It was even worse when someone held up a stained cloth and said, “I think this one is dirty,” because, as we know, poop stains. No, explained mom, it was clean and had been washed and needed to be folded to be used again. And again and again.
I’m all about saving money, but the idea of cloth strips as toilet paper is not appealing to me. I think of the technicalities, like:
- If you kept these soiled items in the bathroom for any amount of time after they had been used, wouldn’t it smell?
- All that washing – doesn’t that add up to about the cost of a package of Angel Soft? I buy about twelve double rolls on sale for $3.49-$4. Wouldn’t water and electricity and detergent cost about that much?
- Poop stains would freak me out on clean cloths, period.
Maybe I’m making too much of this. It’s probably similar to using cloth diapers on babies, although babies have smaller ‘movements’. I guess if you stayed on top of the laundry and got the soiled cloths into the machine quickly enough it wouldn’t smell; and if you really needed to save money, this could be one way to do it, especially if you have a lot of kids in the family that require a lot of bathroom tissue.
The mom in the story stated she saves about $20 per month on toilet paper, or $240 a year.
I think I’d rather ditch a meat-filled meal once or twice a week and buy the TP instead.

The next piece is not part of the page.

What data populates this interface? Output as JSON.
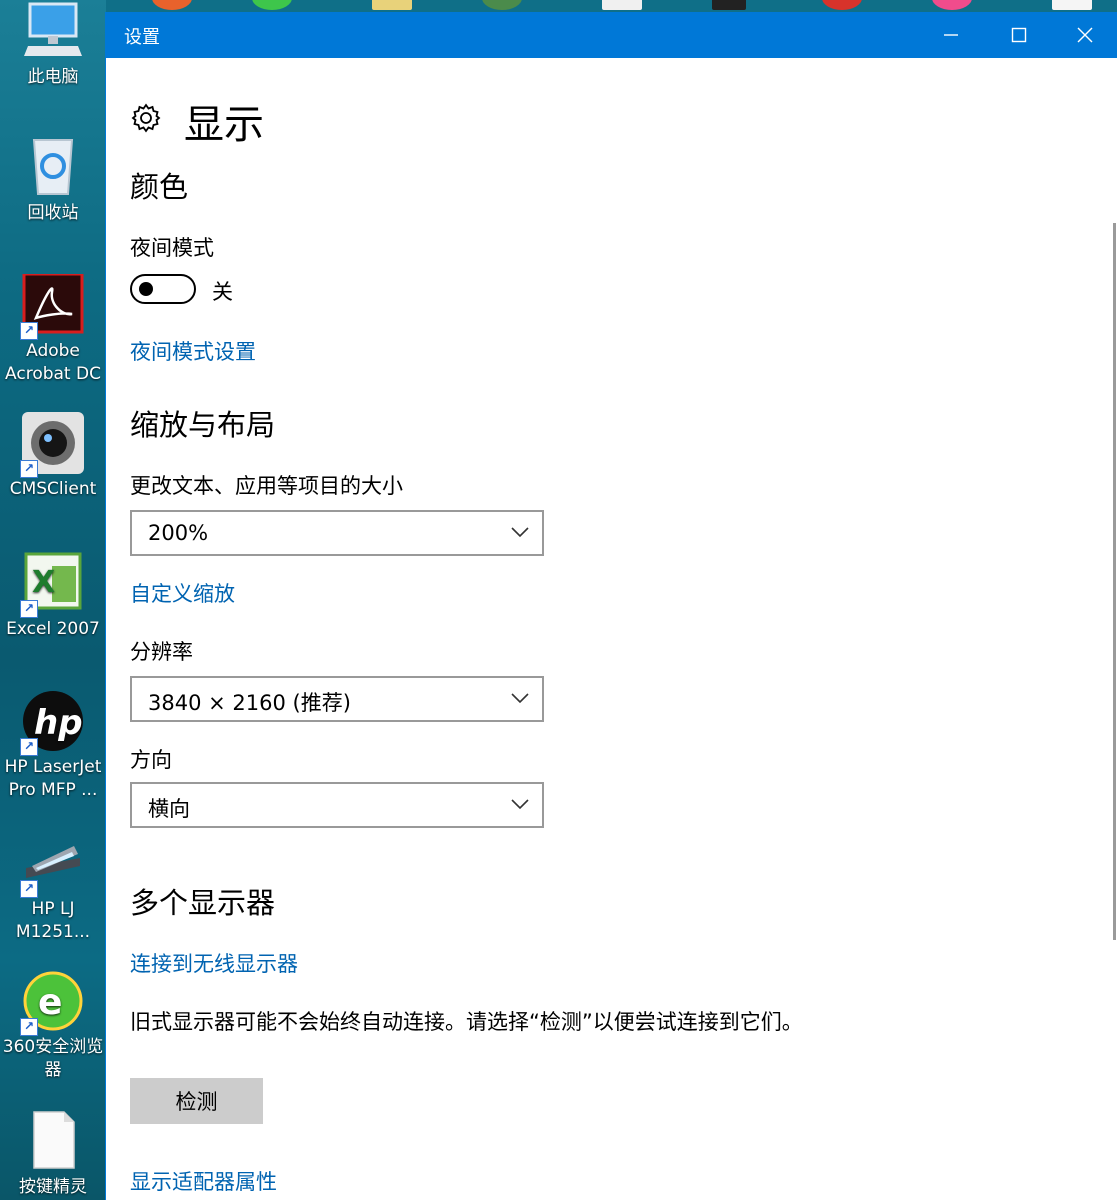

How about you? Would you give up the convenience of toilet paper and switch to cloth for the savings?
What do you think? Cloth Toilet Paper: Would You or Wouldn’t You?